One of the Rarest Great Modern Maps of Texas
First edition of this remarkable separately issued map of Texas and part of New Mexico, prepared by the United States Topographical Engineers in 1857 and issued in very small numbers, likely only for use by the Army.
The map provides a detailed overview of the region immediately prior to the Civil War, including perhaps the most detailed treatment of the railroads (existing and proposed) and road system in the region, along with a detailed treatment of the rivers, lakes, springs, creeks, crossings, water holes, Indian trails, pioneer routes, towns, camps, forts, ranches and other features of strategic military importance.
This map has been referred to as "the finest military map of Texas and parts of New Mexico printed prior to the Civil War," and "a monumental cartographic achievement," incorporating the best available information from over a dozen other contemporary government surveys and brought together here in a single fine large format presentation.
The table at the bottom right of the map also identifies the 30 major military stations in the region, including in most instances the coordinates and commanding officers, along with a list of approximately 15 maps and surveys which were incorporated into the map.
In describing his copy of the first edition of the map, Rumsey noted:
Probably the best and most detailed military map of Texas issued before the Civil War - rivers, roads, explorer's routes, water holes, forts and towns are shown. Includes "List of authorities." The Warren map of 1857 . . . incorporates much of this information, with even more information from this map appearing on the Warren map of 1858. A later version of this map appeared in the Atlas To Accompany The Official Records of the Union and Confederate Armies . . . as plate 54. Martin and Martin incorrectly state that the map was not published until it appeared in the "Atlas to Accompany. . . . .". This is the only government map published by H.F. Walling that we know of.
The map is one of several regional maps of the Western United States prepared at by the Bureau of Topographical Engineers prior to the Civil War, but which are now virtually unobtainable.

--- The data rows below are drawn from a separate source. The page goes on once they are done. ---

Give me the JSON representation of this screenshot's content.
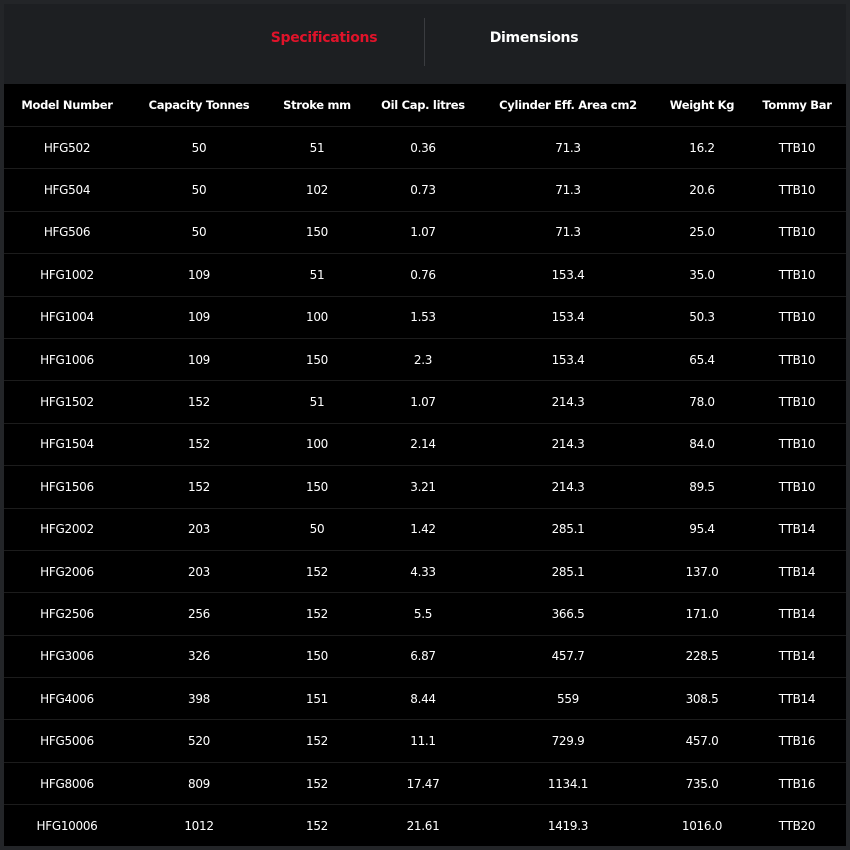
{
  "theme": {
    "accent": "#e0132a"
  },
  "tabs": {
    "specifications": "Specifications",
    "dimensions": "Dimensions"
  },
  "table": {
    "headers": [
      "Model Number",
      "Capacity Tonnes",
      "Stroke mm",
      "Oil Cap. litres",
      "Cylinder Eff. Area cm2",
      "Weight Kg",
      "Tommy Bar"
    ],
    "rows": [
      [
        "HFG502",
        "50",
        "51",
        "0.36",
        "71.3",
        "16.2",
        "TTB10"
      ],
      [
        "HFG504",
        "50",
        "102",
        "0.73",
        "71.3",
        "20.6",
        "TTB10"
      ],
      [
        "HFG506",
        "50",
        "150",
        "1.07",
        "71.3",
        "25.0",
        "TTB10"
      ],
      [
        "HFG1002",
        "109",
        "51",
        "0.76",
        "153.4",
        "35.0",
        "TTB10"
      ],
      [
        "HFG1004",
        "109",
        "100",
        "1.53",
        "153.4",
        "50.3",
        "TTB10"
      ],
      [
        "HFG1006",
        "109",
        "150",
        "2.3",
        "153.4",
        "65.4",
        "TTB10"
      ],
      [
        "HFG1502",
        "152",
        "51",
        "1.07",
        "214.3",
        "78.0",
        "TTB10"
      ],
      [
        "HFG1504",
        "152",
        "100",
        "2.14",
        "214.3",
        "84.0",
        "TTB10"
      ],
      [
        "HFG1506",
        "152",
        "150",
        "3.21",
        "214.3",
        "89.5",
        "TTB10"
      ],
      [
        "HFG2002",
        "203",
        "50",
        "1.42",
        "285.1",
        "95.4",
        "TTB14"
      ],
      [
        "HFG2006",
        "203",
        "152",
        "4.33",
        "285.1",
        "137.0",
        "TTB14"
      ],
      [
        "HFG2506",
        "256",
        "152",
        "5.5",
        "366.5",
        "171.0",
        "TTB14"
      ],
      [
        "HFG3006",
        "326",
        "150",
        "6.87",
        "457.7",
        "228.5",
        "TTB14"
      ],
      [
        "HFG4006",
        "398",
        "151",
        "8.44",
        "559",
        "308.5",
        "TTB14"
      ],
      [
        "HFG5006",
        "520",
        "152",
        "11.1",
        "729.9",
        "457.0",
        "TTB16"
      ],
      [
        "HFG8006",
        "809",
        "152",
        "17.47",
        "1134.1",
        "735.0",
        "TTB16"
      ],
      [
        "HFG10006",
        "1012",
        "152",
        "21.61",
        "1419.3",
        "1016.0",
        "TTB20"
      ]
    ]
  }
}
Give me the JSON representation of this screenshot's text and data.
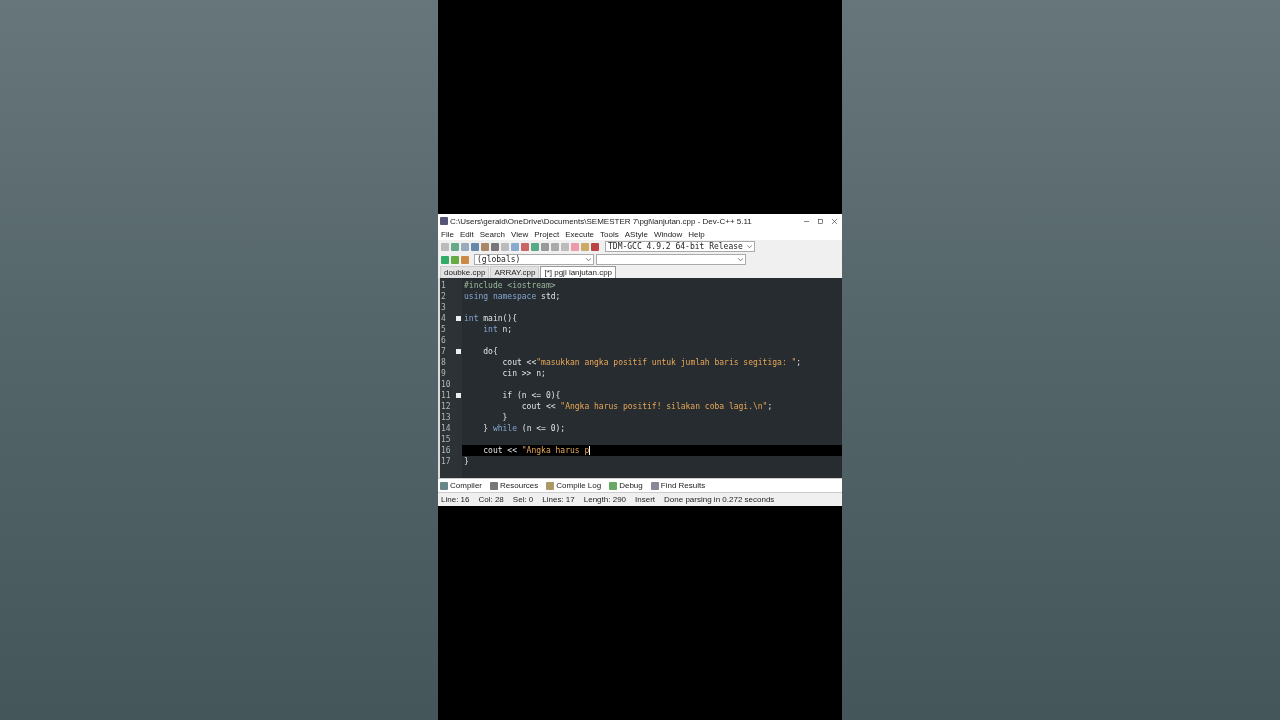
{
  "window": {
    "title": "C:\\Users\\gerald\\OneDrive\\Documents\\SEMESTER 7\\pgl\\lanjutan.cpp - Dev-C++ 5.11"
  },
  "menu": [
    "File",
    "Edit",
    "Search",
    "View",
    "Project",
    "Execute",
    "Tools",
    "AStyle",
    "Window",
    "Help"
  ],
  "toolbar": {
    "compiler": "TDM-GCC 4.9.2 64-bit Release",
    "scope": "(globals)"
  },
  "file_tabs": [
    {
      "label": "doubke.cpp",
      "selected": false
    },
    {
      "label": "ARRAY.cpp",
      "selected": false
    },
    {
      "label": "[*] pgjl lanjutan.cpp",
      "selected": true
    }
  ],
  "editor": {
    "lines": [
      {
        "number": "1",
        "fold": false,
        "current": false,
        "tokens": [
          {
            "text": "#include <iostream>",
            "kind": "preproc"
          }
        ]
      },
      {
        "number": "2",
        "fold": false,
        "current": false,
        "tokens": [
          {
            "text": "using namespace ",
            "kind": "keyword"
          },
          {
            "text": "std;",
            "kind": "plain"
          }
        ]
      },
      {
        "number": "3",
        "fold": false,
        "current": false
      },
      {
        "number": "4",
        "fold": true,
        "current": false,
        "tokens": [
          {
            "text": "int ",
            "kind": "keyword"
          },
          {
            "text": "main(){",
            "kind": "plain"
          }
        ]
      },
      {
        "number": "5",
        "fold": false,
        "current": false,
        "tokens": [
          {
            "text": "    int ",
            "kind": "keyword"
          },
          {
            "text": "n;",
            "kind": "plain"
          }
        ]
      },
      {
        "number": "6",
        "fold": false,
        "current": false
      },
      {
        "number": "7",
        "fold": true,
        "current": false,
        "tokens": [
          {
            "text": "    do{",
            "kind": "plain"
          }
        ]
      },
      {
        "number": "8",
        "fold": false,
        "current": false,
        "tokens": [
          {
            "text": "        cout <<",
            "kind": "plain"
          },
          {
            "text": "\"masukkan angka positif untuk jumlah baris segitiga: \"",
            "kind": "string"
          },
          {
            "text": ";",
            "kind": "plain"
          }
        ]
      },
      {
        "number": "9",
        "fold": false,
        "current": false,
        "tokens": [
          {
            "text": "        cin >> n;",
            "kind": "plain"
          }
        ]
      },
      {
        "number": "10",
        "fold": false,
        "current": false
      },
      {
        "number": "11",
        "fold": true,
        "current": false,
        "tokens": [
          {
            "text": "        if (n <= 0){",
            "kind": "plain"
          }
        ]
      },
      {
        "number": "12",
        "fold": false,
        "current": false,
        "tokens": [
          {
            "text": "            cout << ",
            "kind": "plain"
          },
          {
            "text": "\"Angka harus positif! silakan coba lagi.\\n\"",
            "kind": "string"
          },
          {
            "text": ";",
            "kind": "plain"
          }
        ]
      },
      {
        "number": "13",
        "fold": false,
        "current": false,
        "tokens": [
          {
            "text": "        }",
            "kind": "plain"
          }
        ]
      },
      {
        "number": "14",
        "fold": false,
        "current": false,
        "tokens": [
          {
            "text": "    } ",
            "kind": "plain"
          },
          {
            "text": "while ",
            "kind": "keyword"
          },
          {
            "text": "(n <= 0);",
            "kind": "plain"
          }
        ]
      },
      {
        "number": "15",
        "fold": false,
        "current": false
      },
      {
        "number": "16",
        "fold": false,
        "current": true,
        "tokens": [
          {
            "text": "    cout << ",
            "kind": "plain"
          },
          {
            "text": "\"Angka harus p",
            "kind": "string"
          }
        ]
      },
      {
        "number": "17",
        "fold": false,
        "current": false,
        "tokens": [
          {
            "text": "}",
            "kind": "plain"
          }
        ]
      }
    ]
  },
  "bottom_tabs": [
    "Compiler",
    "Resources",
    "Compile Log",
    "Debug",
    "Find Results"
  ],
  "status_bar": [
    {
      "label": "Line:",
      "value": "16"
    },
    {
      "label": "Col:",
      "value": "28"
    },
    {
      "label": "Sel:",
      "value": "0"
    },
    {
      "label": "Lines:",
      "value": "17"
    },
    {
      "label": "Length:",
      "value": "290"
    },
    {
      "value": "Insert"
    },
    {
      "value": "Done parsing in 0.272 seconds"
    }
  ]
}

Given its rarity on the market, it must be surmised that it was issued for use only by senior military officials and was circulated in very limited numbers.
The map is of the utmost rarity and only a few copies have been offered for sale in the past 50 years. As noted by Rumsey, the authors of Martin & Martin were unaware of the existence of the original edition and instead reference a reduced edition published in 1880.
Only the second time we have had the map in over 20 years.